The report from the Royal College of Physicians and the Royal College of Paediatrics and Child Health has said that air pollution is causing at least 40,000 people across the UK to die prematurely each year. Adjusted for population this could mean that more than 2,000 people in Greater Manchester are dying prematurely each year.

Interim GM Mayor Tony Lloyd said:  “I welcome this report - it is a wake-up call for all of us. The report’s researchers have highlighted the human cost of air pollution in Greater Manchester and across the UK. Now we must take action to stop these deaths. 

“In Greater Manchester I want to see the latest technology being used to help us tackle the worst affected areas. This means looking at setting up bicycle sharing schemes as they have in other world cities, ensuring that more environmentally friendly buses are put on the most polluted routes and including electric vehicle charging points when new housing developments are being built in GM.”

“Solving this problem will not be easy but, with the right powers, we can make decisions here that work for GM and improve the lives of our people. It will take us all working together, from local leaders to transport groups to people in their own homes, but I am sure that we are up to the challenge.”

Air pollution outside the home, in large part from vehicle exhaust fumes, is identified as the cause of around 40,000 premature deaths across the UK. However, the report also highlights the effects of indoor pollution in the form of household cleaning products, mould, fires or wood-burning stoves and faulty gas heaters and boilers.

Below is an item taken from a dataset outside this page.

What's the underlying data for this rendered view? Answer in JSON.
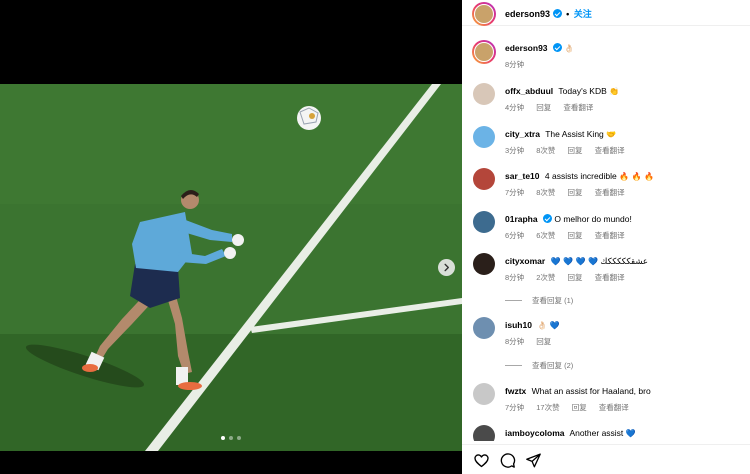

The report states that indoor air pollution may have caused or contributed to 99,000 deaths in just one year across Europe.

The report also found that children and young people were amongst the most at risk from pollution. The researchers stated that air pollution could have a range of adverse effects during childhood and could lead to a number of conditions including asthma. 

In Greater Manchester steps are already being taken to tackle air pollution. Greater Manchester Police, along with some GM local authorities, are phasing out older diesel vehicles from their fleet in favour of newer, more environmentally friendly, models. In addition, Transport for Greater Manchester (TfGM) is expected to announce the launch of a consultation on the Greater Manchester Low Emission Strategy and Air Quality Action Plan in the near future. These propose a range of options to reduce air pollution and encourage low emission behaviours.